County updated on liquor tax issue
by CHRISTY ARMSTRONG Banner Staff Writer
Feb 07, 2014 | 640 views | 0 0 comments | 15 15 recommendations | email to a friend | print


Attorney James Logan Jr. gave the Bradley County Board of Education an update on where it stood with the issue of previously collected liquor-by-the-drink taxes during its Thursday night meeting.

He brought with him Gary Hayes, a county government consultant with the County Technical Advisory Service, who explained how his organization had worked with other counties on liquor tax disputes throughout the state.

Logan, who is representing the school board on its current dispute, told the board that the Bradley County Commission had at its most recent meeting deferred the decision of whether or not to pursue any legal action to the school board, saying it was “the party of interest.”

Cleveland City Council members were planning to meet with the county school board members on Monday to discuss the issue, which stems from the school board believing the city government owes it money.

State law dictates a 15 percent tax be charged on liquor sold by the drink on the premises of places like restaurants. Tennessee Code Annotated 57-4-306, which concerns the “consumption of alcoholic beverages on premises,” dictates that “one half of the proceeds shall be expended and distributed in the same manner as the county property tax for schools is expended and distributed.”

Counties with populations between 27,900 and 27,920, “according to the 1980 federal census or any subsequent federal census, any proceeds expended and distributed to municipalities which do not operate their own school systems separate from the county are required to remit one half of their proceeds of the gross receipts liquor-by-the-drink tax to the county school fund.”

This part of the law has been debated by cities and counties statewide. Hayes said it all started when a consultant with the Municipal Technical Advisory Service was working with a city in Tennessee last fall and found the city had not been properly distributing to the county school system there.
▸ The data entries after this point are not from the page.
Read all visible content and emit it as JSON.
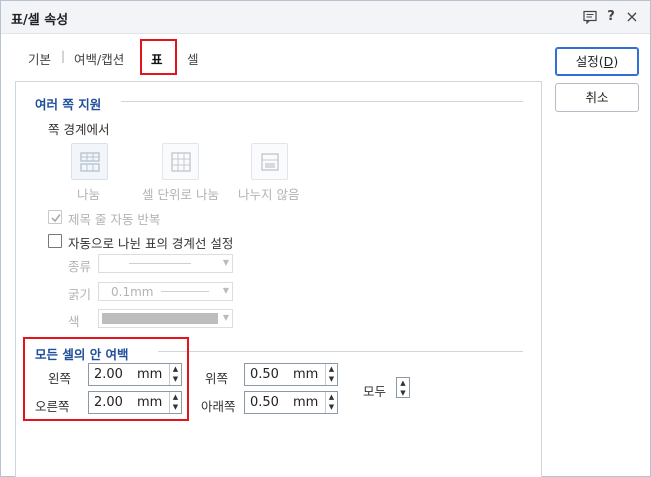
{
  "window": {
    "title": "표/셀 속성",
    "help_label": "?",
    "close_label": "×"
  },
  "tabs": [
    {
      "label": "기본"
    },
    {
      "label": "여백/캡션"
    },
    {
      "label": "표"
    },
    {
      "label": "셀"
    }
  ],
  "tab_separator": "|",
  "buttons": {
    "ok_label": "설정(",
    "ok_key": "D",
    "ok_suffix": ")",
    "cancel_label": "취소"
  },
  "multi_page": {
    "title": "여러 쪽 지원",
    "subtitle": "쪽 경계에서",
    "options": [
      {
        "label": "나눔",
        "icon": "table-split-icon"
      },
      {
        "label": "셀 단위로 나눔",
        "icon": "table-cell-split-icon"
      },
      {
        "label": "나누지 않음",
        "icon": "table-no-split-icon"
      }
    ],
    "repeat_header_label": "제목 줄 자동 반복",
    "repeat_header_checked": true,
    "auto_border_label": "자동으로 나뉜 표의 경계선 설정",
    "auto_border_checked": false,
    "line_type_label": "종류",
    "line_width_label": "굵기",
    "line_width_value": "0.1mm",
    "line_color_label": "색"
  },
  "cell_margin": {
    "title": "모든 셀의 안 여백",
    "left_label": "왼쪽",
    "left_value": "2.00",
    "right_label": "오른쪽",
    "right_value": "2.00",
    "top_label": "위쪽",
    "top_value": "0.50",
    "bottom_label": "아래쪽",
    "bottom_value": "0.50",
    "all_label": "모두",
    "unit": "mm"
  },
  "colors": {
    "highlight": "#e3141b",
    "section_title": "#1f4e9a",
    "primary_border": "#2f6fd6"
  }
}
Because of that, CTAS began looking into the matter as well.

“That kind of mushroomed into taking a look at all of our counties statewide,” Hayes said.

That led to many local governments finding themselves in the same situation Cleveland and Bradley County are in now.

Hayes said CTAS’s interpretation of the state law means it believes the city of Cleveland owes the Bradley County Schools system tax revenues that date back to 1980. As of the end of the previous fiscal year, which ended in June 2013, he said the amount the city owed the county school system was “right at” $725,000. Because months have passed since that figure was discovered, he added that the amount has continued to increase each month since.

The city of Cleveland has in the past taken issue with that claim because of the part of the state law that says it concerns “municipalities which do not operate their own school systems separate from the county.” 

The city does in fact operate its own school system.

Logan said there were various actions the school board could take in terms of negotiating payment or pursuing litigation, but it all depended on what would come from the meeting with the city on Monday.

“I’d love to believe we can get closer to making a resolution,” Logan said.

A resolution reiterating the school board’s belief of its claim to the money was on the agenda for the meeting, but the board voted to postpone the passage of that resolution with the meeting with the city still yet to take place.